    Meri 59
  • Salmi, Pauliina; Eskelinen, Matti A.; Leppänen, Matti T.; Pölönen, Ilkka (MDPI AG, 2021)
    Plants 2021, 10(2), 341
    Spectral cameras are traditionally used in remote sensing of microalgae, but increasingly also in laboratory-scale applications, to study and monitor algae biomass in cultures. Practical and cost-efficient protocols for collecting and analyzing hyperspectral data are currently needed. The purpose of this study was to test a commercial, easy-to-use hyperspectral camera to monitor the growth of different algae strains in liquid samples. Indices calculated from wavebands from transmission imaging were compared against algae abundance and wet biomass obtained from an electronic cell counter, chlorophyll a concentration, and chlorophyll fluorescence. A ratio of selected wavebands containing near-infrared and red turned out to be a powerful index because it was simple to calculate and interpret, yet it yielded strong correlations to abundances strain-specifically (0.85 < r < 0.96, p < 0.001). When all the indices formulated as A/B, A/(A + B) or (A − B)/(A + B), where A and B were wavebands of the spectral camera, were scrutinized, good correlations were found amongst them for biomass of each strain (0.66 < r < 0.98, p < 0.001). Comparison of near-infrared/red index to chlorophyll a concentration demonstrated that small-celled strains had higher chlorophyll absorbance compared to strains with larger cells. The comparison of spectral imaging to chlorophyll fluorescence was done for one strain of green algae and yielded strong correlations (near-infrared/red, r = 0.97, p < 0.001). Consequently, we described a simple imaging setup and information extraction based on vegetation indices that could be used to monitor algae cultures.

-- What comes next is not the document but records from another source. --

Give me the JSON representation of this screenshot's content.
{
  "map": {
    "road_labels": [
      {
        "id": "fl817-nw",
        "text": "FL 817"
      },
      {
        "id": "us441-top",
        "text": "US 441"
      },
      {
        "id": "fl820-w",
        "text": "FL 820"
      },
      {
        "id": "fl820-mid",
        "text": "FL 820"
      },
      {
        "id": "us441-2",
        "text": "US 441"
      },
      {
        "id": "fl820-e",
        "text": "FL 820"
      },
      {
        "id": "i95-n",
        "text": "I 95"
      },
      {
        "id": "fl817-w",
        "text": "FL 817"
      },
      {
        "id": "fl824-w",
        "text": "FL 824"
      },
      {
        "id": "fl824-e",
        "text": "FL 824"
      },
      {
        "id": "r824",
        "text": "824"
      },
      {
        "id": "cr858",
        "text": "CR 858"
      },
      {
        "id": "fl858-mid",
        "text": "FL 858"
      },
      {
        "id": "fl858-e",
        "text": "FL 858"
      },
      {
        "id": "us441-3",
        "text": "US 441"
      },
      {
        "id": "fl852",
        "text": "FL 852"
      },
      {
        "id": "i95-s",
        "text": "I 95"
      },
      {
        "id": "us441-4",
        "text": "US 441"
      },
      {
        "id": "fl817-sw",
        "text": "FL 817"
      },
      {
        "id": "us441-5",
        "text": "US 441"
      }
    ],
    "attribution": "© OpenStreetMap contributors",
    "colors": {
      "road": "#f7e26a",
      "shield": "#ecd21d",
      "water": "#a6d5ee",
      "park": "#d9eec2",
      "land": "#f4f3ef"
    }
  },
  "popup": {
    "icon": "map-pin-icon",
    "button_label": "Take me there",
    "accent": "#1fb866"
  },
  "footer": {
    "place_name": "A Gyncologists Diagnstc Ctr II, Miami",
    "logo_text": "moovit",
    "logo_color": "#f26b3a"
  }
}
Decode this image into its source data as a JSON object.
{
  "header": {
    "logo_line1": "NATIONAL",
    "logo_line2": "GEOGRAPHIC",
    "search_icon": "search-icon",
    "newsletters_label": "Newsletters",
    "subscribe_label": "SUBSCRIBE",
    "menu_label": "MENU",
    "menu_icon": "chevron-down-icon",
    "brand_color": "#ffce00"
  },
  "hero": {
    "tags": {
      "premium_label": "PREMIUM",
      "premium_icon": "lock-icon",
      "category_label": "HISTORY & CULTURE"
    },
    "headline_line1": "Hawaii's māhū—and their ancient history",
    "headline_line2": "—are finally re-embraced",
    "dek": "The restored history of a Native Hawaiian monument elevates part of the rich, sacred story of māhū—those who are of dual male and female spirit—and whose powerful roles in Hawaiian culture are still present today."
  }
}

  • Ullvén, Johanna (University of Helsinki, 1992)
  • Koski, Vilja; Kotamäki, Niina; Hämäläinen, Heikki; Meissner, Kristian; Karvanen, Juha; Kärkkäinen, Salme (Elsevier, 2020)
    Science of the Total Environment 726 (2020), 138396
    Uncertainty in the information obtained through monitoring complicates decision making about aquatic ecosystems management actions. We suggest the value of information (VOI) to assess the profitability of paying for additional monitoring information, when taking into account the costs and benefits of monitoring and management actions, as well as associated uncertainty. Estimating the monetary value of the ecosystem needed for deriving VOI is challenging. Therefore, instead of considering a single value, we evaluate the sensitivity of VOI to varying monetary value. We also extend the VOI analysis to the more realistic context where additional information does not result in perfect, but rather in imperfect information on the true state of the environment. Therefore, we analytically derive the value of perfect information in the case of two alternative decisions and two states of uncertainty. Second, we describe a Monte Carlo type of approach to evaluate the value of imperfect information about a continuous classification variable. Third, we determine confidence intervals for the VOI with a percentile bootstrap method. Results for our case study on 144 Finnish lakes suggest that generally, the value of monitoring exceeds the cost. It is particularly profitable to monitor lakes that meet the quality standards a priori, to ascertain that expensive and unnecessary management can be avoided. The VOI analysis provides a novel tool for lake and other environmental managers to estimate the value of additional monitoring data for a particular, single case, e.g. a lake, when an additional benefit is attainable through remedial management actions.
  • Koskinen, Päivi; Saarto, Annika (Turun yliopisto, 2018)